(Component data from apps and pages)
■ ■ ■ ■
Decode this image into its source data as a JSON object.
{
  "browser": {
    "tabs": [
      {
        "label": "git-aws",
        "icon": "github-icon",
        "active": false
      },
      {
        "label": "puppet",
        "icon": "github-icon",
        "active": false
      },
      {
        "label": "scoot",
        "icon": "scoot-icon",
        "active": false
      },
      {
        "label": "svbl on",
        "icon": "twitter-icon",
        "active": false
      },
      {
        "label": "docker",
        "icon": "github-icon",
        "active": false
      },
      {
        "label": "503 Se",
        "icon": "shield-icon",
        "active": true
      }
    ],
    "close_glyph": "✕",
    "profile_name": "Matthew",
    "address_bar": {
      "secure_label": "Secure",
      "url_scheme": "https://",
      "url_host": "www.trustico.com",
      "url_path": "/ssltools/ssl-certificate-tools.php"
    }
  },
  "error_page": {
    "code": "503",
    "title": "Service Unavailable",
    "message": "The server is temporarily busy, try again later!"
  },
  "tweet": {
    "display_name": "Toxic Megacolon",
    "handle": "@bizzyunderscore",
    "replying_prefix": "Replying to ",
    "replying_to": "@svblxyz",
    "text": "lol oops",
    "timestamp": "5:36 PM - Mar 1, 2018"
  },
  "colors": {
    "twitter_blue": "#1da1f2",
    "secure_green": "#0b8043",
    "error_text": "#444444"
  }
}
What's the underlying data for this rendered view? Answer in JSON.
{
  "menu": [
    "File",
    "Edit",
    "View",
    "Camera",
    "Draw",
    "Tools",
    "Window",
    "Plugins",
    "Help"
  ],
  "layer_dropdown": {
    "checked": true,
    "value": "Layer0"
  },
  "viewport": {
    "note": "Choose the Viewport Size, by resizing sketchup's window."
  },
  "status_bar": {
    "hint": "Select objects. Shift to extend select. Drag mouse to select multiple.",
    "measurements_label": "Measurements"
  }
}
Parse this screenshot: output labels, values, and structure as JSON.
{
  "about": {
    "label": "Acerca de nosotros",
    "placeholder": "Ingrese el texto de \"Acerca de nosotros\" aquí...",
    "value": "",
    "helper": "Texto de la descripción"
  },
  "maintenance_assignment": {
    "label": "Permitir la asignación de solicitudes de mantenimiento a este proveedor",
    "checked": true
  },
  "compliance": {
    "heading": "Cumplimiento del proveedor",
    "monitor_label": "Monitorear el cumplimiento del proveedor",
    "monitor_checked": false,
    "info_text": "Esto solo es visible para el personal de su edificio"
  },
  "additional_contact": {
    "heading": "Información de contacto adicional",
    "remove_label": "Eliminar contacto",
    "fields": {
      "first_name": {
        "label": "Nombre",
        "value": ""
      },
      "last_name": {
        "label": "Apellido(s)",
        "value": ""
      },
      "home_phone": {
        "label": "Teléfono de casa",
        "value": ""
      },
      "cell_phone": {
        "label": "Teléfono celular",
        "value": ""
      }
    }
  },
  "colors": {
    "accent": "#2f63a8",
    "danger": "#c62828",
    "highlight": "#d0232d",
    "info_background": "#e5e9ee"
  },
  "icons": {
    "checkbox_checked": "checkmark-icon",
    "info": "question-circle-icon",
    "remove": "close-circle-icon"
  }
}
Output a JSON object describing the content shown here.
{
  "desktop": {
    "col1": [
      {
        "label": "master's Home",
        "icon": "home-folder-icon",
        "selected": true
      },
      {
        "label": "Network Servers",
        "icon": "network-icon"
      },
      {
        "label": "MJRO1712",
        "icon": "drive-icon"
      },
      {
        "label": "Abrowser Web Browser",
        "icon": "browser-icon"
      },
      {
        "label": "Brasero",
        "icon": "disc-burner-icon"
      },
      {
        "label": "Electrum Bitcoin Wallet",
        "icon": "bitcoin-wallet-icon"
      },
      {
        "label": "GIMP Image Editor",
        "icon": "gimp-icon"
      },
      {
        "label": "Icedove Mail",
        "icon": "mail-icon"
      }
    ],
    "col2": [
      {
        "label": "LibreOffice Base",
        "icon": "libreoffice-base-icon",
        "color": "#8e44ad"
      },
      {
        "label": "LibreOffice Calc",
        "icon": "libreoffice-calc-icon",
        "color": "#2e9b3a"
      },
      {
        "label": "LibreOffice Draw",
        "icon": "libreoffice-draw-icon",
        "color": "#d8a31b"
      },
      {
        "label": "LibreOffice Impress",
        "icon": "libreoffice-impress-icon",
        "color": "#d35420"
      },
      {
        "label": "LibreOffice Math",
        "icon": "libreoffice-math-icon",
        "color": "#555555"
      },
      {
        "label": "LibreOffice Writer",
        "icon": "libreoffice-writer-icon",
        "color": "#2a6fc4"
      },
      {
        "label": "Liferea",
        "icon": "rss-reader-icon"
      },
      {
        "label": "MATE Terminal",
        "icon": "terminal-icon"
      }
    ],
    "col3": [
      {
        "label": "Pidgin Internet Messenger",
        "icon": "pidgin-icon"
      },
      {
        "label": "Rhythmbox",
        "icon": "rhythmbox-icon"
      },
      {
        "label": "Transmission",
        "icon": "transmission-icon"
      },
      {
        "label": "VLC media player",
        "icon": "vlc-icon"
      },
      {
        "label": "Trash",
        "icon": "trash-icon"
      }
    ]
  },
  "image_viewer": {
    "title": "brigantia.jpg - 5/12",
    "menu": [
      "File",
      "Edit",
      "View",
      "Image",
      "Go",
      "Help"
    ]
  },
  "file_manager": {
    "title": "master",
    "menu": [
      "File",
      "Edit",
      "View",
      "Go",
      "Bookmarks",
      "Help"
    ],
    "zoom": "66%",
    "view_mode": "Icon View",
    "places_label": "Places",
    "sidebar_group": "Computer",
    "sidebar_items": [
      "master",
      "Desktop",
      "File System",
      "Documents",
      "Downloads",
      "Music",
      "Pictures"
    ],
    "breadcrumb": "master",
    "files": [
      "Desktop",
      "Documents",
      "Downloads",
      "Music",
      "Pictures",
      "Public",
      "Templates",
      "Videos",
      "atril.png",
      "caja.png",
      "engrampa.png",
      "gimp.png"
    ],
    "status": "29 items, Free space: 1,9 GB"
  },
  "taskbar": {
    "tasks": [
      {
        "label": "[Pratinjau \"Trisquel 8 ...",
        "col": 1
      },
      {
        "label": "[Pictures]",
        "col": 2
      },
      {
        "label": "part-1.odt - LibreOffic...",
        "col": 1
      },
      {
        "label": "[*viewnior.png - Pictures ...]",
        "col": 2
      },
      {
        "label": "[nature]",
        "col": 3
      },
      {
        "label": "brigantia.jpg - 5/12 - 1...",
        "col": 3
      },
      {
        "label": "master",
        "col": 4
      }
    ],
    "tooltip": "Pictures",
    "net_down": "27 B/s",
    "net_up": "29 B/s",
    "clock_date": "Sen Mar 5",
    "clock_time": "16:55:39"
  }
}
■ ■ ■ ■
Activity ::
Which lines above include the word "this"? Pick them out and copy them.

Answer space ::
Decode this image into its source data as a JSON object.
What's the underlying data for this rendered view? Answer in JSON.
Parse this screenshot: output labels, values, and structure as JSON.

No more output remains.